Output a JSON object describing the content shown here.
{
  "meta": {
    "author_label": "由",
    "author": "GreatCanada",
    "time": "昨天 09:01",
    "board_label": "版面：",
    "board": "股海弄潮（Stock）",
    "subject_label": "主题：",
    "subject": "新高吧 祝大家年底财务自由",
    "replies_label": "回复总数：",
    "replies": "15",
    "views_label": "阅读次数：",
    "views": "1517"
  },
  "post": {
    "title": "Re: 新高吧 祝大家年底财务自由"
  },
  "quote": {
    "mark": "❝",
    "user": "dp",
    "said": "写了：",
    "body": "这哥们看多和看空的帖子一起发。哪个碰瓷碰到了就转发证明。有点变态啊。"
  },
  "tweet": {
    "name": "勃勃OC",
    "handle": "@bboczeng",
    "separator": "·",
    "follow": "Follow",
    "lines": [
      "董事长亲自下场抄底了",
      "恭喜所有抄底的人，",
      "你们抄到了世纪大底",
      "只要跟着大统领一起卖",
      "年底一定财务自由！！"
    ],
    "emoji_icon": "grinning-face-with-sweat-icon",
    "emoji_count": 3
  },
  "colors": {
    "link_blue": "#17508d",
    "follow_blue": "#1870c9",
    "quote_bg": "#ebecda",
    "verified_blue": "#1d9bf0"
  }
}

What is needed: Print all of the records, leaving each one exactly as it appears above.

Result of the task:
Output a JSON object describing the content shown here.
{
  "meta": {
    "author_label": "由",
    "author": "GreatCanada",
    "time": "昨天 09:01",
    "board_label": "版面：",
    "board": "股海弄潮（Stock）",
    "subject_label": "主题：",
    "subject": "新高吧 祝大家年底财务自由",
    "replies_label": "回复总数：",
    "replies": "15",
    "views_label": "阅读次数：",
    "views": "1517"
  },
  "post": {
    "title": "Re: 新高吧 祝大家年底财务自由"
  },
  "quote": {
    "mark": "❝",
    "user": "dp",
    "said": "写了：",
    "body": "这哥们看多和看空的帖子一起发。哪个碰瓷碰到了就转发证明。有点变态啊。"
  },
  "tweet": {
    "name": "勃勃OC",
    "handle": "@bboczeng",
    "separator": "·",
    "follow": "Follow",
    "lines": [
      "董事长亲自下场抄底了",
      "恭喜所有抄底的人，",
      "你们抄到了世纪大底",
      "只要跟着大统领一起卖",
      "年底一定财务自由！！"
    ],
    "emoji_icon": "grinning-face-with-sweat-icon",
    "emoji_count": 3
  },
  "colors": {
    "link_blue": "#17508d",
    "follow_blue": "#1870c9",
    "quote_bg": "#ebecda",
    "verified_blue": "#1d9bf0"
  }
}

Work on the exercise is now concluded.